*Task directions:* Output every record exactly and leave each picture out.
*-*-*
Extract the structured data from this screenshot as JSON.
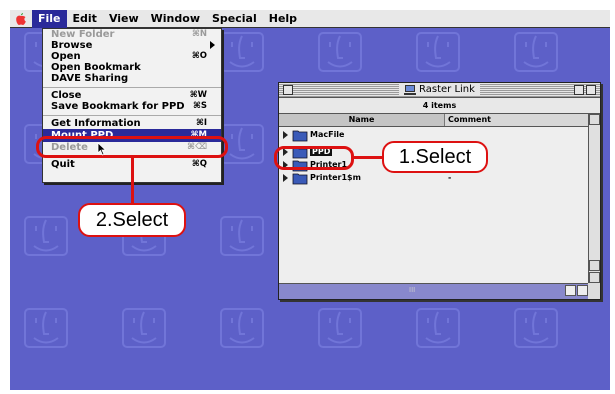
{
  "menubar": {
    "apple_icon": "apple-icon",
    "items": [
      "File",
      "Edit",
      "View",
      "Window",
      "Special",
      "Help"
    ],
    "active": "File"
  },
  "file_menu": {
    "items": [
      {
        "label": "New Folder",
        "shortcut": "⌘N",
        "disabled": true
      },
      {
        "label": "Browse",
        "shortcut": "",
        "submenu": true
      },
      {
        "label": "Open",
        "shortcut": "⌘O"
      },
      {
        "label": "Open Bookmark",
        "shortcut": ""
      },
      {
        "label": "DAVE Sharing",
        "shortcut": ""
      },
      {
        "label": "Close",
        "shortcut": "⌘W"
      },
      {
        "label": "Save Bookmark for  PPD",
        "shortcut": "⌘S"
      },
      {
        "label": "Get Information",
        "shortcut": "⌘I"
      },
      {
        "label": "Mount  PPD",
        "shortcut": "⌘M",
        "highlighted": true
      },
      {
        "label": "Delete",
        "shortcut": "⌘⌫",
        "disabled": true
      },
      {
        "label": "Quit",
        "shortcut": "⌘Q"
      }
    ]
  },
  "window": {
    "title": "Raster Link",
    "item_count": "4 items",
    "columns": {
      "name": "Name",
      "comment": "Comment"
    },
    "rows": [
      {
        "name": "MacFile",
        "comment": ""
      },
      {
        "name": "PPD",
        "comment": ""
      },
      {
        "name": "Printer1",
        "comment": ""
      },
      {
        "name": "Printer1$m",
        "comment": "-"
      }
    ],
    "hscroll_mark": "III"
  },
  "callouts": {
    "step1": "1.Select",
    "step2": "2.Select"
  },
  "colors": {
    "desktop": "#5d60c8",
    "highlight": "#2a2a9a",
    "callout_red": "#d11111"
  }
}
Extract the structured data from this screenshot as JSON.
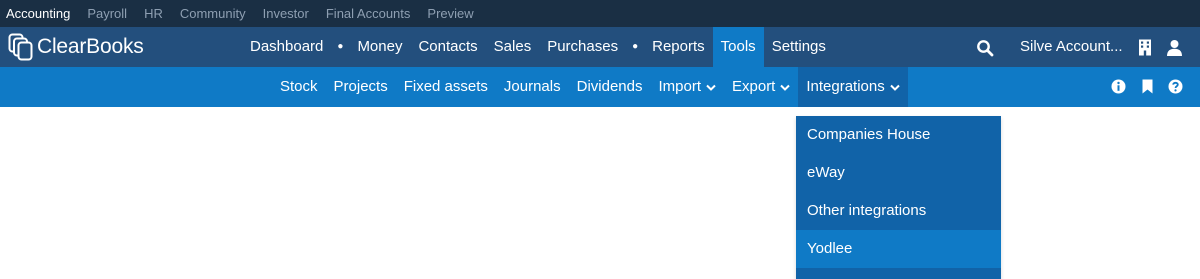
{
  "product_tabs": [
    {
      "label": "Accounting",
      "active": true
    },
    {
      "label": "Payroll"
    },
    {
      "label": "HR"
    },
    {
      "label": "Community"
    },
    {
      "label": "Investor"
    },
    {
      "label": "Final Accounts"
    },
    {
      "label": "Preview"
    }
  ],
  "brand": {
    "name": "ClearBooks"
  },
  "main_nav": {
    "dashboard": "Dashboard",
    "money": "Money",
    "contacts": "Contacts",
    "sales": "Sales",
    "purchases": "Purchases",
    "reports": "Reports",
    "tools": "Tools",
    "settings": "Settings",
    "active": "Tools",
    "separator": "●"
  },
  "account": {
    "label": "Silve Account..."
  },
  "sub_nav": {
    "stock": "Stock",
    "projects": "Projects",
    "fixed_assets": "Fixed assets",
    "journals": "Journals",
    "dividends": "Dividends",
    "import": "Import",
    "export": "Export",
    "integrations": "Integrations",
    "open": "Integrations"
  },
  "integrations_menu": [
    {
      "label": "Companies House"
    },
    {
      "label": "eWay"
    },
    {
      "label": "Other integrations"
    },
    {
      "label": "Yodlee",
      "highlighted": true
    }
  ],
  "icons": {
    "search": "search-icon",
    "building": "building-icon",
    "user": "user-icon",
    "info": "info-icon",
    "bookmark": "bookmark-icon",
    "help": "help-icon",
    "caret": "chevron-down-icon"
  },
  "colors": {
    "topbar": "#1a2f44",
    "mainbar": "#234f7d",
    "accent": "#0f7ac6",
    "dropdown": "#1163a8"
  }
}
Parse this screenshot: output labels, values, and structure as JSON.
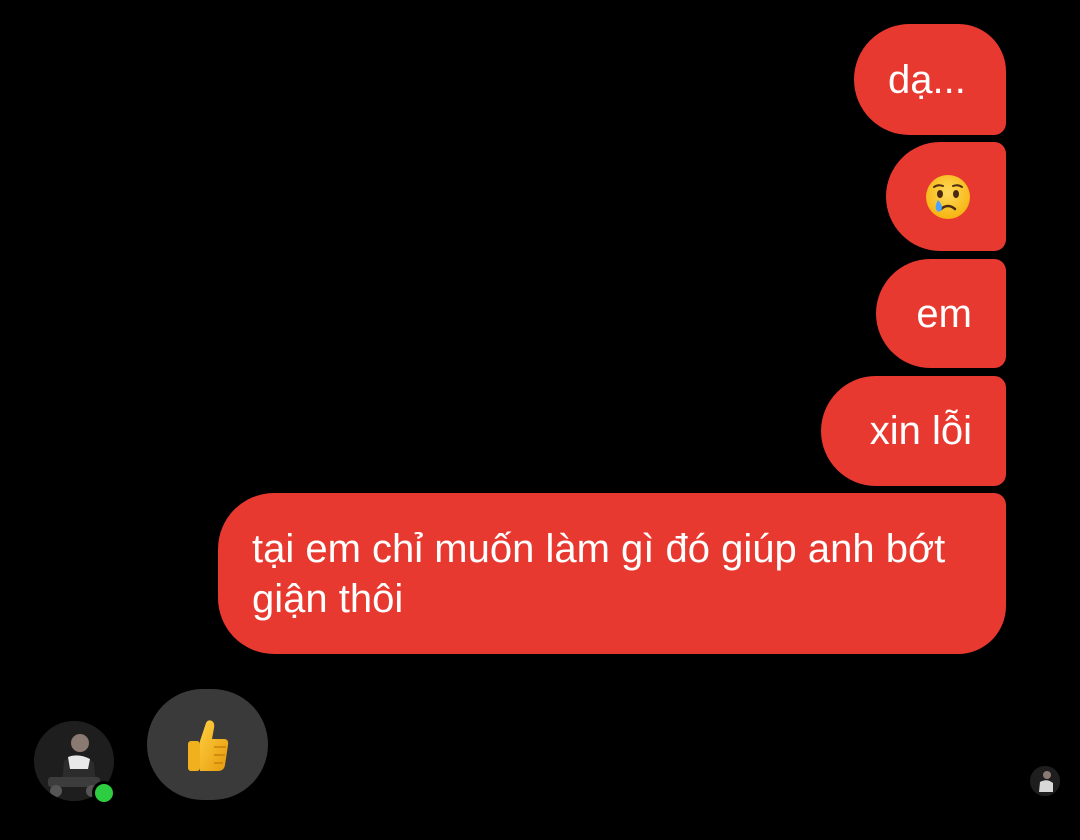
{
  "chat": {
    "messages": [
      {
        "text": "dạ..."
      },
      {
        "emoji": "crying-face"
      },
      {
        "text": "em"
      },
      {
        "text": "xin lỗi"
      },
      {
        "text": "tại em chỉ muốn làm gì đó giúp anh bớt giận thôi"
      }
    ],
    "reaction": {
      "emoji": "thumbs-up"
    },
    "contact": {
      "online": true
    }
  },
  "colors": {
    "bubble_out": "#e7392f",
    "bubble_in": "#3a3a3a",
    "online_dot": "#2ecc40",
    "background": "#000000"
  }
}
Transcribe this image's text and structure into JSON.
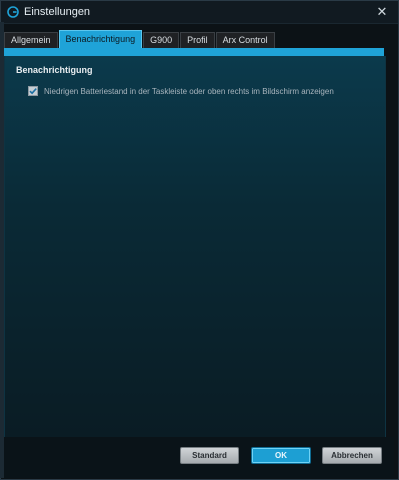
{
  "window": {
    "title": "Einstellungen"
  },
  "tabs": [
    {
      "label": "Allgemein"
    },
    {
      "label": "Benachrichtigung"
    },
    {
      "label": "G900"
    },
    {
      "label": "Profil"
    },
    {
      "label": "Arx Control"
    }
  ],
  "active_tab": "Benachrichtigung",
  "notification": {
    "section_title": "Benachrichtigung",
    "low_battery": {
      "label": "Niedrigen Batteriestand in der Taskleiste oder oben rechts im Bildschirm anzeigen",
      "checked": true
    }
  },
  "footer": {
    "standard_label": "Standard",
    "ok_label": "OK",
    "cancel_label": "Abbrechen"
  },
  "colors": {
    "accent": "#1fa3d8",
    "panel_top": "#0b3a4c",
    "panel_bottom": "#0a1c24"
  },
  "icons": {
    "app": "logitech-g-icon",
    "close": "close-icon",
    "checkbox": "checkmark-icon"
  }
}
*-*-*
*Expected answer:*
Extract the structured data from this screenshot as JSON.
{
  "menubar": {
    "apple_icon": "apple-icon",
    "items": [
      "File",
      "Edit",
      "View",
      "Window",
      "Special",
      "Help"
    ],
    "active": "File"
  },
  "file_menu": {
    "items": [
      {
        "label": "New Folder",
        "shortcut": "⌘N",
        "disabled": true
      },
      {
        "label": "Browse",
        "shortcut": "",
        "submenu": true
      },
      {
        "label": "Open",
        "shortcut": "⌘O"
      },
      {
        "label": "Open Bookmark",
        "shortcut": ""
      },
      {
        "label": "DAVE Sharing",
        "shortcut": ""
      },
      {
        "label": "Close",
        "shortcut": "⌘W"
      },
      {
        "label": "Save Bookmark for  PPD",
        "shortcut": "⌘S"
      },
      {
        "label": "Get Information",
        "shortcut": "⌘I"
      },
      {
        "label": "Mount  PPD",
        "shortcut": "⌘M",
        "highlighted": true
      },
      {
        "label": "Delete",
        "shortcut": "⌘⌫",
        "disabled": true
      },
      {
        "label": "Quit",
        "shortcut": "⌘Q"
      }
    ]
  },
  "window": {
    "title": "Raster Link",
    "item_count": "4 items",
    "columns": {
      "name": "Name",
      "comment": "Comment"
    },
    "rows": [
      {
        "name": "MacFile",
        "comment": ""
      },
      {
        "name": "PPD",
        "comment": ""
      },
      {
        "name": "Printer1",
        "comment": ""
      },
      {
        "name": "Printer1$m",
        "comment": "-"
      }
    ],
    "hscroll_mark": "III"
  },
  "callouts": {
    "step1": "1.Select",
    "step2": "2.Select"
  },
  "colors": {
    "desktop": "#5d60c8",
    "highlight": "#2a2a9a",
    "callout_red": "#d11111"
  }
}
Extract the structured data from this screenshot as JSON.
{
  "product_tabs": [
    {
      "label": "Accounting",
      "active": true
    },
    {
      "label": "Payroll"
    },
    {
      "label": "HR"
    },
    {
      "label": "Community"
    },
    {
      "label": "Investor"
    },
    {
      "label": "Final Accounts"
    },
    {
      "label": "Preview"
    }
  ],
  "brand": {
    "name": "ClearBooks"
  },
  "main_nav": {
    "dashboard": "Dashboard",
    "money": "Money",
    "contacts": "Contacts",
    "sales": "Sales",
    "purchases": "Purchases",
    "reports": "Reports",
    "tools": "Tools",
    "settings": "Settings",
    "active": "Tools",
    "separator": "●"
  },
  "account": {
    "label": "Silve Account..."
  },
  "sub_nav": {
    "stock": "Stock",
    "projects": "Projects",
    "fixed_assets": "Fixed assets",
    "journals": "Journals",
    "dividends": "Dividends",
    "import": "Import",
    "export": "Export",
    "integrations": "Integrations",
    "open": "Integrations"
  },
  "integrations_menu": [
    {
      "label": "Companies House"
    },
    {
      "label": "eWay"
    },
    {
      "label": "Other integrations"
    },
    {
      "label": "Yodlee",
      "highlighted": true
    }
  ],
  "icons": {
    "search": "search-icon",
    "building": "building-icon",
    "user": "user-icon",
    "info": "info-icon",
    "bookmark": "bookmark-icon",
    "help": "help-icon",
    "caret": "chevron-down-icon"
  },
  "colors": {
    "topbar": "#1a2f44",
    "mainbar": "#234f7d",
    "accent": "#0f7ac6",
    "dropdown": "#1163a8"
  }
}
Parse this screenshot: output labels, values, and structure as JSON.
{
  "chat": {
    "messages": [
      {
        "text": "dạ..."
      },
      {
        "emoji": "crying-face"
      },
      {
        "text": "em"
      },
      {
        "text": "xin lỗi"
      },
      {
        "text": "tại em chỉ muốn làm gì đó giúp anh bớt giận thôi"
      }
    ],
    "reaction": {
      "emoji": "thumbs-up"
    },
    "contact": {
      "online": true
    }
  },
  "colors": {
    "bubble_out": "#e7392f",
    "bubble_in": "#3a3a3a",
    "online_dot": "#2ecc40",
    "background": "#000000"
  }
}
Transcribe this image's text and structure into JSON.
{
  "window": {
    "title": "Einstellungen"
  },
  "tabs": [
    {
      "label": "Allgemein"
    },
    {
      "label": "Benachrichtigung"
    },
    {
      "label": "G900"
    },
    {
      "label": "Profil"
    },
    {
      "label": "Arx Control"
    }
  ],
  "active_tab": "Benachrichtigung",
  "notification": {
    "section_title": "Benachrichtigung",
    "low_battery": {
      "label": "Niedrigen Batteriestand in der Taskleiste oder oben rechts im Bildschirm anzeigen",
      "checked": true
    }
  },
  "footer": {
    "standard_label": "Standard",
    "ok_label": "OK",
    "cancel_label": "Abbrechen"
  },
  "colors": {
    "accent": "#1fa3d8",
    "panel_top": "#0b3a4c",
    "panel_bottom": "#0a1c24"
  },
  "icons": {
    "app": "logitech-g-icon",
    "close": "close-icon",
    "checkbox": "checkmark-icon"
  }
}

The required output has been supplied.